Element data from apps and pages:
=== Begin Enclosure ===

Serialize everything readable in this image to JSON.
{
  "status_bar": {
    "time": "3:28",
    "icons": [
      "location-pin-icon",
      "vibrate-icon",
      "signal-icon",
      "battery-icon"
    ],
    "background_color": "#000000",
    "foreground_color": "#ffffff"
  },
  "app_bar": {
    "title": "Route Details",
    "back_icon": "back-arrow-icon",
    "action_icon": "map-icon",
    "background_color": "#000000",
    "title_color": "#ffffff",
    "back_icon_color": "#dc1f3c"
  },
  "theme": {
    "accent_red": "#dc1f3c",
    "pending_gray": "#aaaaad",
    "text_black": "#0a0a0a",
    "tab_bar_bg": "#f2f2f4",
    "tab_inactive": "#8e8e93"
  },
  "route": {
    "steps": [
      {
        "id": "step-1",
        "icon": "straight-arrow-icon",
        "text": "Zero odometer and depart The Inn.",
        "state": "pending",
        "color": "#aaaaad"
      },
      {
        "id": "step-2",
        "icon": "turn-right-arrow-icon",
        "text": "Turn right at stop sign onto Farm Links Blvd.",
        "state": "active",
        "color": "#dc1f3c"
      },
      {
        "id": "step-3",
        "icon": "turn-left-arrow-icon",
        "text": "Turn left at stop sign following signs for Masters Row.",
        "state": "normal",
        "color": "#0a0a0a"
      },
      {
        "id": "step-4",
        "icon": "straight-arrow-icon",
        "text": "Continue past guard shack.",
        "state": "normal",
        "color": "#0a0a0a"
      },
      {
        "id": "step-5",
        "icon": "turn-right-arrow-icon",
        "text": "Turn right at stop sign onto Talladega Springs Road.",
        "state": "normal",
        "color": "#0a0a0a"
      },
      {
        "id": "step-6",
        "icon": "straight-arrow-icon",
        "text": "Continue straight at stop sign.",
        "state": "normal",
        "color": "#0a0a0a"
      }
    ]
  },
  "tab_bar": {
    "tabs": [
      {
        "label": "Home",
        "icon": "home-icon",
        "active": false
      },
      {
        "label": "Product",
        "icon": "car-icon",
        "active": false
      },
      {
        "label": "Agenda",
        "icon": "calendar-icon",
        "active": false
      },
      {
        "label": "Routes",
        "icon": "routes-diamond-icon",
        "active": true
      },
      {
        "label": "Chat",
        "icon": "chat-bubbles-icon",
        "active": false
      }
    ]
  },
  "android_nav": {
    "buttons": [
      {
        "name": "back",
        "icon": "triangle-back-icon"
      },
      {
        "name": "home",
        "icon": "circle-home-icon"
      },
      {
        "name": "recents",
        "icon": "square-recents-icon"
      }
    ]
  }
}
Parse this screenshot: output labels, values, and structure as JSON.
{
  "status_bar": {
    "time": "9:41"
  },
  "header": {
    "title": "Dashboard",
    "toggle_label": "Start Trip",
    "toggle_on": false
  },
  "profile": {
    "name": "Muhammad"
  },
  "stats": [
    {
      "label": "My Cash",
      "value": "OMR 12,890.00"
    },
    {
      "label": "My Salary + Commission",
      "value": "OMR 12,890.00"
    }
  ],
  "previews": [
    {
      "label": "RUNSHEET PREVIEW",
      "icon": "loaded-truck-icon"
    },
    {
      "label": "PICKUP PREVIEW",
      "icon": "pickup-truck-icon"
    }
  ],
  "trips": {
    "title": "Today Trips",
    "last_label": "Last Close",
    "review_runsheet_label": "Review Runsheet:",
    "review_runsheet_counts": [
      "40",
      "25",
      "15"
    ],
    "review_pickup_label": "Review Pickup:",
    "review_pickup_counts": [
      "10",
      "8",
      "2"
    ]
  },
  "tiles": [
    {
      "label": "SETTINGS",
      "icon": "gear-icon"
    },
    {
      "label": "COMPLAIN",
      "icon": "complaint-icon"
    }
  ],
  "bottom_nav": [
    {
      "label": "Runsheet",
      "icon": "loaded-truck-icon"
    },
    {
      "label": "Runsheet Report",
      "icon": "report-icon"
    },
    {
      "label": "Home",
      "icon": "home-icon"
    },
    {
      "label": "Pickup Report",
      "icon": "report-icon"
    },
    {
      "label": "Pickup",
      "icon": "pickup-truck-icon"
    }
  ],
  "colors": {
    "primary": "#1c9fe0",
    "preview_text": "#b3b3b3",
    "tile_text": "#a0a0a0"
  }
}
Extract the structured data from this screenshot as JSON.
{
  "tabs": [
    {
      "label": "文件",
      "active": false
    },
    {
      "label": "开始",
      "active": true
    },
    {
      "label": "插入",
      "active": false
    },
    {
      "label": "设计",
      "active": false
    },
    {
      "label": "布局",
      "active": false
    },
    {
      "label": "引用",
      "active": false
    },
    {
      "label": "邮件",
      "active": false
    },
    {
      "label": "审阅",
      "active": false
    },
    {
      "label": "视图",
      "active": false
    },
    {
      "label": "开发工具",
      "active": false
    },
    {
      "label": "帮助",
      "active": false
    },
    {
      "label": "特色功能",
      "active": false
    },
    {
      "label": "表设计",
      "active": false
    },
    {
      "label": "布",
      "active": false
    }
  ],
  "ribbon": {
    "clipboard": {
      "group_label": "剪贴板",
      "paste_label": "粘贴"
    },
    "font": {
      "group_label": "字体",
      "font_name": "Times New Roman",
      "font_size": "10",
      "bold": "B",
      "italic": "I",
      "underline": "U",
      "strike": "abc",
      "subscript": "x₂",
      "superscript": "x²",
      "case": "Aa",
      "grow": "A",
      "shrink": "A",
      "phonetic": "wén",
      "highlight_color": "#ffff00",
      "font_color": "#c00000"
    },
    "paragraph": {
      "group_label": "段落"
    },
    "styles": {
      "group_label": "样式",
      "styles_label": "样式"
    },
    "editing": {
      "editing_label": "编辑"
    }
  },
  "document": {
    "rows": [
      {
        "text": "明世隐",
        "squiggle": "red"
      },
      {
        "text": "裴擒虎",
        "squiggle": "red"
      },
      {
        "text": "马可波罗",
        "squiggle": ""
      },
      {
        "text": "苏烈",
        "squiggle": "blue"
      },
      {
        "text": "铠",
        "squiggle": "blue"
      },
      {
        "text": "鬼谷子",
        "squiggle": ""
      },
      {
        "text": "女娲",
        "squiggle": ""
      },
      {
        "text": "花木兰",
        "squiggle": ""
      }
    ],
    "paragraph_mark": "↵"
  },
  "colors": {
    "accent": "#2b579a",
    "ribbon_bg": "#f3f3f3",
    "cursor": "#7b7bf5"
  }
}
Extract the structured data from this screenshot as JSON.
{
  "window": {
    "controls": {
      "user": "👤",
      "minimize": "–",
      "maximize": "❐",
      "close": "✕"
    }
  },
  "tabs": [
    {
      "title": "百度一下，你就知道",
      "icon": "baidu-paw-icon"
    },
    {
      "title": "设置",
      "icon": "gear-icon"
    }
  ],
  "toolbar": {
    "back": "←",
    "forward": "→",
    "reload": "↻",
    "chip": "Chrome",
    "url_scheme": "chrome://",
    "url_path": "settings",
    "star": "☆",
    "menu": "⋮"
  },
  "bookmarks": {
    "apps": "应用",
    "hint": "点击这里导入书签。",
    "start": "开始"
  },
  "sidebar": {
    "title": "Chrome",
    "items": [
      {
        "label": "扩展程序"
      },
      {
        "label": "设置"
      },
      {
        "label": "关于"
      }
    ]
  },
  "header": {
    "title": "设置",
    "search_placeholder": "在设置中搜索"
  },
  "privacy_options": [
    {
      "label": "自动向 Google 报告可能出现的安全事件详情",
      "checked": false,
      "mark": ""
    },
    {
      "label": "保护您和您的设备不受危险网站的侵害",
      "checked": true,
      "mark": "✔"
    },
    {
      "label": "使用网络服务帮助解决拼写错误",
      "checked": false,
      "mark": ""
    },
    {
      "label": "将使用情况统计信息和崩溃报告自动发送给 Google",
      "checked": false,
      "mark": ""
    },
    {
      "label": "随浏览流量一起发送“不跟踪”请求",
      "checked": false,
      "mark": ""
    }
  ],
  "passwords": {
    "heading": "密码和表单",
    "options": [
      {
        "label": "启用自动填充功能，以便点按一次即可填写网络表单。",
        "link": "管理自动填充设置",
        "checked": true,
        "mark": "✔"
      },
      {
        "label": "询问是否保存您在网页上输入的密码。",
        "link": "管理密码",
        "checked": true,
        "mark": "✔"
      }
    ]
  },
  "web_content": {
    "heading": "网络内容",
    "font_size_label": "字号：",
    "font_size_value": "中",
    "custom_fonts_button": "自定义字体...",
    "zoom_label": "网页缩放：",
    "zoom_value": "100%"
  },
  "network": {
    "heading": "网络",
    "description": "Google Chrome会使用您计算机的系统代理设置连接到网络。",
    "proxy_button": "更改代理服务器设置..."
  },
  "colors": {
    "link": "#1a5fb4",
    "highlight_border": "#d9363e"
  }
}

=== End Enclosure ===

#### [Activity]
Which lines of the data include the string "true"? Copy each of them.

#### [Finished task]
        "active": true
      "active": true
      "checked": true,
        "checked": true,
        "checked": true,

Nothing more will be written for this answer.